- And then there’s Donald Trump. He’s the first candidate optimized for the Google News algorithm. What Trump understands is that the best way to dominate the online discussion is not to inform but to provoke.
- Twice before in the last hundred years a new medium has transformed elections.
- In the 1920s, radio disembodied candidates, reducing them to voices. It also made national campaigns far more intimate. Politicians, used to bellowing at fairgrounds and train depots, found themselves talking to families in their homes.
- In the 1960s, television gave candidates their bodies back, at least in two dimensions. TV placed a stress on sound bites, good teeth and an easy manner. Image became everything, as the line between politician and celebrity blurred. John Kennedy was the first successful candidate of the TV era, but it was Ronald Reagan and Bill Clinton who perfected the form.
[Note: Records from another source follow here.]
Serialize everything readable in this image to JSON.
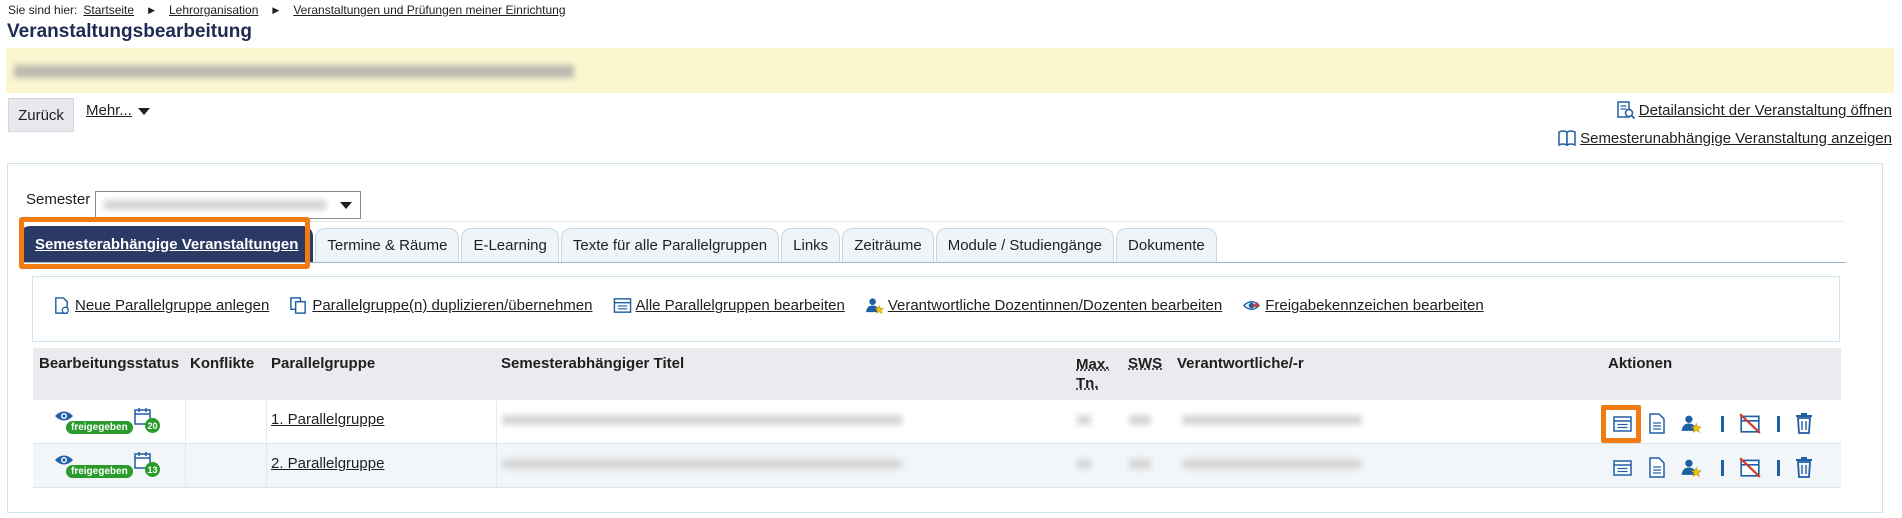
{
  "breadcrumb": {
    "prefix": "Sie sind hier:",
    "items": [
      "Startseite",
      "Lehrorganisation",
      "Veranstaltungen und Prüfungen meiner Einrichtung"
    ]
  },
  "page": {
    "title": "Veranstaltungsbearbeitung"
  },
  "toolbar": {
    "back_label": "Zurück",
    "more_label": "Mehr..."
  },
  "links": {
    "detail": "Detailansicht der Veranstaltung öffnen",
    "independent": "Semesterunabhängige Veranstaltung anzeigen"
  },
  "semester": {
    "label": "Semester"
  },
  "tabs": [
    {
      "label": "Semesterabhängige Veranstaltungen",
      "active": true
    },
    {
      "label": "Termine & Räume"
    },
    {
      "label": "E-Learning"
    },
    {
      "label": "Texte für alle Parallelgruppen"
    },
    {
      "label": "Links"
    },
    {
      "label": "Zeiträume"
    },
    {
      "label": "Module / Studiengänge"
    },
    {
      "label": "Dokumente"
    }
  ],
  "actions": {
    "new_group": "Neue Parallelgruppe anlegen",
    "duplicate": "Parallelgruppe(n) duplizieren/übernehmen",
    "edit_all": "Alle Parallelgruppen bearbeiten",
    "responsible": "Verantwortliche Dozentinnen/Dozenten bearbeiten",
    "release": "Freigabekennzeichen bearbeiten"
  },
  "table": {
    "headers": {
      "status": "Bearbeitungsstatus",
      "conflicts": "Konflikte",
      "group": "Parallelgruppe",
      "title": "Semesterabhängiger Titel",
      "max1": "Max.",
      "max2": "Tn.",
      "sws": "SWS",
      "responsible": "Verantwortliche/-r",
      "actions": "Aktionen"
    },
    "rows": [
      {
        "badge": "freigegeben",
        "count": "20",
        "group": "1. Parallelgruppe"
      },
      {
        "badge": "freigegeben",
        "count": "13",
        "group": "2. Parallelgruppe"
      }
    ]
  },
  "colors": {
    "accent": "#2b3a64",
    "highlight": "#f07b10",
    "status_green": "#2a9a2a",
    "banner": "#fbf6cf"
  }
}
- Today, with the public looking to smartphones for news and entertainment, we seem to be at the start of the third big technological makeover of modern electioneering.
- The presidential campaign is becoming just another social-media stream, its swift and shallow current intertwining with all the other streams that flow through people’s devices. This shift is changing the way politicians communicate with voters, altering the tone and content of political speech.
- But it’s doing more than that. It’s changing what the country wants and expects from its would-be leaders.
States with Greatest Risk for Vote Hacking
- Despite the recent examples of Russian hacking, 31 states use the Internet to collect votes in some way.
- The recent cyberattack on the Democratic National Committee has raised the specter of an Internet-based assault on the democratic process in the U.S., leading computer security experts to call on the federal government to do more to protect the voting process from hackers.
- Since national elections involve some 9,000 separate jurisdictions, and they use a variety of technologies, the problem at first appears to be hopelessly complex. But there is a simple way to manage the risk of cybercrime: keep voting off the Internet.
- Many states are currently exposing their systems to the risk of cyberattack by allowing voters to return absentee ballots via poorly secured e-mail, Web portals, or Internet-connected fax machines.
- Internet-based voting has obvious potential benefits, especially for voters who live outside the country and for people in the military.
- But most security experts agree that it is not technically feasible to guarantee the security of online voting systems at this point.
- Congress passed a law in 2009 that made it mandatory for states to electronically deliver blank ballots to voters in the military and overseas. But it said nothing about the electronic return of completed ballots.
- Of the 31 states that now do this, 29 allow it only for military and overseas voters, and several of those impose fairly tight restrictions on the process, according to Verified Voting. Utah extends the option to voters with disabilities, too. Alaska allows any voter in the state to use a Web portal to return a completed ballot.
- Four other states besides Alaska use Web portals. Six states, including Florida, a crucial swing state for the 2016 presidential election, allow electronic ballot return only via fax, despite the fact that many fax machines now send data over the Internet. Twenty allow at least some voters to use either e-mail or fax to deliver their ballots.